▸ ACTIVITY: Set the listing down unchanged, minus every embedded image.

*** Begin section ***

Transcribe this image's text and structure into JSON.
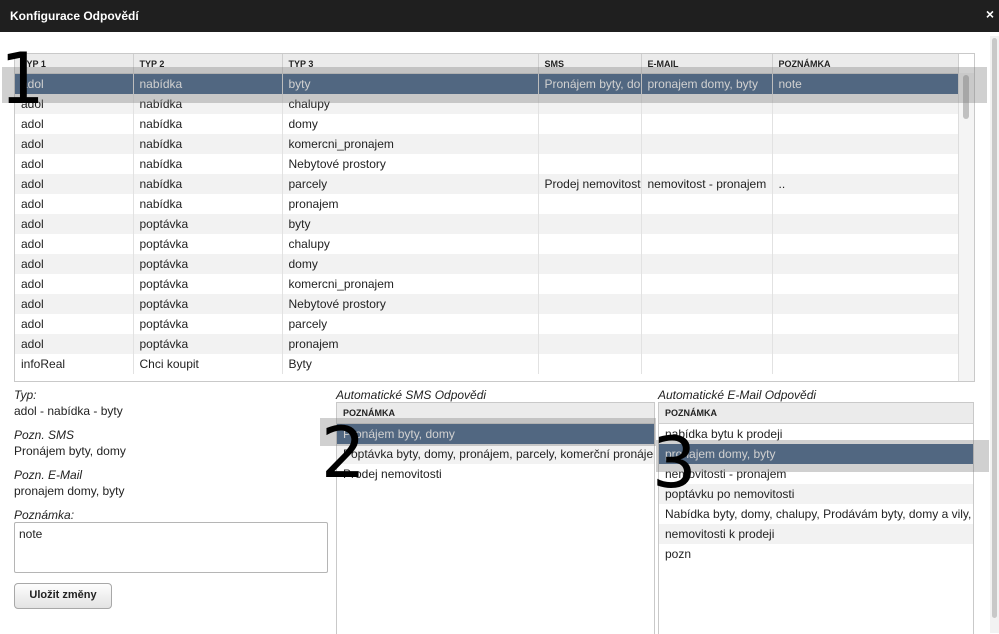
{
  "window": {
    "title": "Konfigurace Odpovědí",
    "close_symbol": "×"
  },
  "grid": {
    "columns": [
      "TYP 1",
      "TYP 2",
      "TYP 3",
      "SMS",
      "E-MAIL",
      "POZNÁMKA"
    ],
    "rows": [
      [
        "adol",
        "nabídka",
        "byty",
        "Pronájem byty, domy",
        "pronajem domy, byty",
        "note"
      ],
      [
        "adol",
        "nabídka",
        "chalupy",
        "",
        "",
        ""
      ],
      [
        "adol",
        "nabídka",
        "domy",
        "",
        "",
        ""
      ],
      [
        "adol",
        "nabídka",
        "komercni_pronajem",
        "",
        "",
        ""
      ],
      [
        "adol",
        "nabídka",
        "Nebytové prostory",
        "",
        "",
        ""
      ],
      [
        "adol",
        "nabídka",
        "parcely",
        "Prodej nemovitosti",
        "nemovitost - pronajem",
        ".."
      ],
      [
        "adol",
        "nabídka",
        "pronajem",
        "",
        "",
        ""
      ],
      [
        "adol",
        "poptávka",
        "byty",
        "",
        "",
        ""
      ],
      [
        "adol",
        "poptávka",
        "chalupy",
        "",
        "",
        ""
      ],
      [
        "adol",
        "poptávka",
        "domy",
        "",
        "",
        ""
      ],
      [
        "adol",
        "poptávka",
        "komercni_pronajem",
        "",
        "",
        ""
      ],
      [
        "adol",
        "poptávka",
        "Nebytové prostory",
        "",
        "",
        ""
      ],
      [
        "adol",
        "poptávka",
        "parcely",
        "",
        "",
        ""
      ],
      [
        "adol",
        "poptávka",
        "pronajem",
        "",
        "",
        ""
      ],
      [
        "infoReal",
        "Chci koupit",
        "Byty",
        "",
        "",
        ""
      ]
    ],
    "selected_row": 0
  },
  "detail": {
    "typ_label": "Typ:",
    "typ_value": "adol - nabídka - byty",
    "sms_label": "Pozn. SMS",
    "sms_value": "Pronájem byty, domy",
    "email_label": "Pozn. E-Mail",
    "email_value": "pronajem domy, byty",
    "note_label": "Poznámka:",
    "note_value": "note",
    "save_label": "Uložit změny"
  },
  "sms_panel": {
    "title": "Automatické SMS Odpovědi",
    "header": "POZNÁMKA",
    "items": [
      "Pronájem byty, domy",
      "Poptávka byty, domy, pronájem, parcely, komerční pronájem",
      "Prodej nemovitosti"
    ],
    "selected": 0
  },
  "email_panel": {
    "title": "Automatické E-Mail Odpovědi",
    "header": "POZNÁMKA",
    "items": [
      "nabídka bytu k prodeji",
      "pronajem domy, byty",
      "nemovitosti - pronajem",
      "poptávku po nemovitosti",
      "Nabídka byty, domy, chalupy, Prodávám byty, domy a vily,",
      "nemovitosti k prodeji",
      "pozn"
    ],
    "selected": 1
  },
  "markers": [
    "1",
    "2",
    "3"
  ],
  "colors": {
    "selection": "#3d5f86",
    "titlebar": "#1f1f1f"
  }
}
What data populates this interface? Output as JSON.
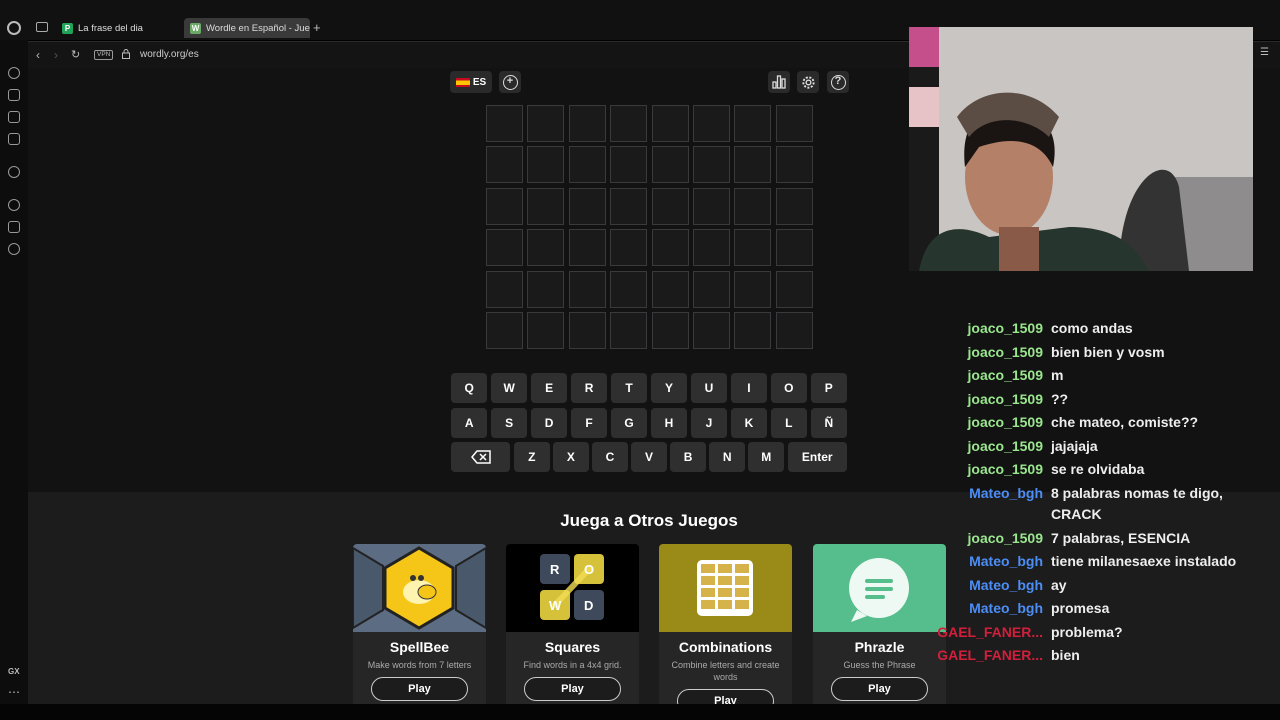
{
  "browser": {
    "tabs": [
      {
        "favicon": "P",
        "label": "La frase del dia"
      },
      {
        "favicon": "W",
        "label": "Wordle en Español - Juego",
        "active": true
      }
    ],
    "new_tab_label": "+",
    "url": "wordly.org/es",
    "vpn_label": "VPN",
    "sidebar_bottom_label": "GX"
  },
  "game": {
    "language_code": "ES",
    "board_rows": 6,
    "board_cols": 8,
    "keyboard": {
      "row1": [
        "Q",
        "W",
        "E",
        "R",
        "T",
        "Y",
        "U",
        "I",
        "O",
        "P"
      ],
      "row2": [
        "A",
        "S",
        "D",
        "F",
        "G",
        "H",
        "J",
        "K",
        "L",
        "Ñ"
      ],
      "row3": [
        "Z",
        "X",
        "C",
        "V",
        "B",
        "N",
        "M"
      ],
      "enter_label": "Enter"
    }
  },
  "other_games": {
    "title": "Juega a Otros Juegos",
    "cards": [
      {
        "name": "SpellBee",
        "desc": "Make words from 7 letters",
        "play": "Play",
        "color": "#5b6c83"
      },
      {
        "name": "Squares",
        "desc": "Find words in a 4x4 grid.",
        "play": "Play",
        "color": "#000000"
      },
      {
        "name": "Combinations",
        "desc": "Combine letters and create words",
        "play": "Play",
        "color": "#9a8a17"
      },
      {
        "name": "Phrazle",
        "desc": "Guess the Phrase",
        "play": "Play",
        "color": "#56be8c"
      }
    ],
    "squares_letters": [
      "R",
      "O",
      "W",
      "D"
    ]
  },
  "chat": [
    {
      "user": "joaco_1509",
      "msg": "como andas",
      "color": "green"
    },
    {
      "user": "joaco_1509",
      "msg": "bien bien y vosm",
      "color": "green"
    },
    {
      "user": "joaco_1509",
      "msg": "m",
      "color": "green"
    },
    {
      "user": "joaco_1509",
      "msg": "??",
      "color": "green"
    },
    {
      "user": "joaco_1509",
      "msg": "che mateo, comiste??",
      "color": "green"
    },
    {
      "user": "joaco_1509",
      "msg": "jajajaja",
      "color": "green"
    },
    {
      "user": "joaco_1509",
      "msg": "se re olvidaba",
      "color": "green"
    },
    {
      "user": "Mateo_bgh",
      "msg": "8 palabras nomas te digo, CRACK",
      "color": "blue"
    },
    {
      "user": "joaco_1509",
      "msg": "7 palabras, ESENCIA",
      "color": "green"
    },
    {
      "user": "Mateo_bgh",
      "msg": "tiene milanesaexe instalado",
      "color": "blue"
    },
    {
      "user": "Mateo_bgh",
      "msg": "ay",
      "color": "blue"
    },
    {
      "user": "Mateo_bgh",
      "msg": "promesa",
      "color": "blue"
    },
    {
      "user": "GAEL_FANER...",
      "msg": "problema?",
      "color": "red"
    },
    {
      "user": "GAEL_FANER...",
      "msg": "bien",
      "color": "red"
    }
  ]
}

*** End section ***

▸ ANSWER TO THIS EXERCISE:
Transcribe this image's text and structure into JSON.
{
  "window": {
    "title": "Konfigurace Odpovědí",
    "close_symbol": "×"
  },
  "grid": {
    "columns": [
      "TYP 1",
      "TYP 2",
      "TYP 3",
      "SMS",
      "E-MAIL",
      "POZNÁMKA"
    ],
    "rows": [
      [
        "adol",
        "nabídka",
        "byty",
        "Pronájem byty, domy",
        "pronajem domy, byty",
        "note"
      ],
      [
        "adol",
        "nabídka",
        "chalupy",
        "",
        "",
        ""
      ],
      [
        "adol",
        "nabídka",
        "domy",
        "",
        "",
        ""
      ],
      [
        "adol",
        "nabídka",
        "komercni_pronajem",
        "",
        "",
        ""
      ],
      [
        "adol",
        "nabídka",
        "Nebytové prostory",
        "",
        "",
        ""
      ],
      [
        "adol",
        "nabídka",
        "parcely",
        "Prodej nemovitosti",
        "nemovitost - pronajem",
        ".."
      ],
      [
        "adol",
        "nabídka",
        "pronajem",
        "",
        "",
        ""
      ],
      [
        "adol",
        "poptávka",
        "byty",
        "",
        "",
        ""
      ],
      [
        "adol",
        "poptávka",
        "chalupy",
        "",
        "",
        ""
      ],
      [
        "adol",
        "poptávka",
        "domy",
        "",
        "",
        ""
      ],
      [
        "adol",
        "poptávka",
        "komercni_pronajem",
        "",
        "",
        ""
      ],
      [
        "adol",
        "poptávka",
        "Nebytové prostory",
        "",
        "",
        ""
      ],
      [
        "adol",
        "poptávka",
        "parcely",
        "",
        "",
        ""
      ],
      [
        "adol",
        "poptávka",
        "pronajem",
        "",
        "",
        ""
      ],
      [
        "infoReal",
        "Chci koupit",
        "Byty",
        "",
        "",
        ""
      ]
    ],
    "selected_row": 0
  },
  "detail": {
    "typ_label": "Typ:",
    "typ_value": "adol - nabídka - byty",
    "sms_label": "Pozn. SMS",
    "sms_value": "Pronájem byty, domy",
    "email_label": "Pozn. E-Mail",
    "email_value": "pronajem domy, byty",
    "note_label": "Poznámka:",
    "note_value": "note",
    "save_label": "Uložit změny"
  },
  "sms_panel": {
    "title": "Automatické SMS Odpovědi",
    "header": "POZNÁMKA",
    "items": [
      "Pronájem byty, domy",
      "Poptávka byty, domy, pronájem, parcely, komerční pronájem",
      "Prodej nemovitosti"
    ],
    "selected": 0
  },
  "email_panel": {
    "title": "Automatické E-Mail Odpovědi",
    "header": "POZNÁMKA",
    "items": [
      "nabídka bytu k prodeji",
      "pronajem domy, byty",
      "nemovitosti - pronajem",
      "poptávku po nemovitosti",
      "Nabídka byty, domy, chalupy, Prodávám byty, domy a vily,",
      "nemovitosti k prodeji",
      "pozn"
    ],
    "selected": 1
  },
  "markers": [
    "1",
    "2",
    "3"
  ],
  "colors": {
    "selection": "#3d5f86",
    "titlebar": "#1f1f1f"
  }
}
What data populates this interface? Output as JSON.
{
  "browser": {
    "tabs": [
      {
        "favicon": "P",
        "label": "La frase del dia"
      },
      {
        "favicon": "W",
        "label": "Wordle en Español - Juego",
        "active": true
      }
    ],
    "new_tab_label": "+",
    "url": "wordly.org/es",
    "vpn_label": "VPN",
    "sidebar_bottom_label": "GX"
  },
  "game": {
    "language_code": "ES",
    "board_rows": 6,
    "board_cols": 8,
    "keyboard": {
      "row1": [
        "Q",
        "W",
        "E",
        "R",
        "T",
        "Y",
        "U",
        "I",
        "O",
        "P"
      ],
      "row2": [
        "A",
        "S",
        "D",
        "F",
        "G",
        "H",
        "J",
        "K",
        "L",
        "Ñ"
      ],
      "row3": [
        "Z",
        "X",
        "C",
        "V",
        "B",
        "N",
        "M"
      ],
      "enter_label": "Enter"
    }
  },
  "other_games": {
    "title": "Juega a Otros Juegos",
    "cards": [
      {
        "name": "SpellBee",
        "desc": "Make words from 7 letters",
        "play": "Play",
        "color": "#5b6c83"
      },
      {
        "name": "Squares",
        "desc": "Find words in a 4x4 grid.",
        "play": "Play",
        "color": "#000000"
      },
      {
        "name": "Combinations",
        "desc": "Combine letters and create words",
        "play": "Play",
        "color": "#9a8a17"
      },
      {
        "name": "Phrazle",
        "desc": "Guess the Phrase",
        "play": "Play",
        "color": "#56be8c"
      }
    ],
    "squares_letters": [
      "R",
      "O",
      "W",
      "D"
    ]
  },
  "chat": [
    {
      "user": "joaco_1509",
      "msg": "como andas",
      "color": "green"
    },
    {
      "user": "joaco_1509",
      "msg": "bien bien y vosm",
      "color": "green"
    },
    {
      "user": "joaco_1509",
      "msg": "m",
      "color": "green"
    },
    {
      "user": "joaco_1509",
      "msg": "??",
      "color": "green"
    },
    {
      "user": "joaco_1509",
      "msg": "che mateo, comiste??",
      "color": "green"
    },
    {
      "user": "joaco_1509",
      "msg": "jajajaja",
      "color": "green"
    },
    {
      "user": "joaco_1509",
      "msg": "se re olvidaba",
      "color": "green"
    },
    {
      "user": "Mateo_bgh",
      "msg": "8 palabras nomas te digo, CRACK",
      "color": "blue"
    },
    {
      "user": "joaco_1509",
      "msg": "7 palabras, ESENCIA",
      "color": "green"
    },
    {
      "user": "Mateo_bgh",
      "msg": "tiene milanesaexe instalado",
      "color": "blue"
    },
    {
      "user": "Mateo_bgh",
      "msg": "ay",
      "color": "blue"
    },
    {
      "user": "Mateo_bgh",
      "msg": "promesa",
      "color": "blue"
    },
    {
      "user": "GAEL_FANER...",
      "msg": "problema?",
      "color": "red"
    },
    {
      "user": "GAEL_FANER...",
      "msg": "bien",
      "color": "red"
    }
  ]
}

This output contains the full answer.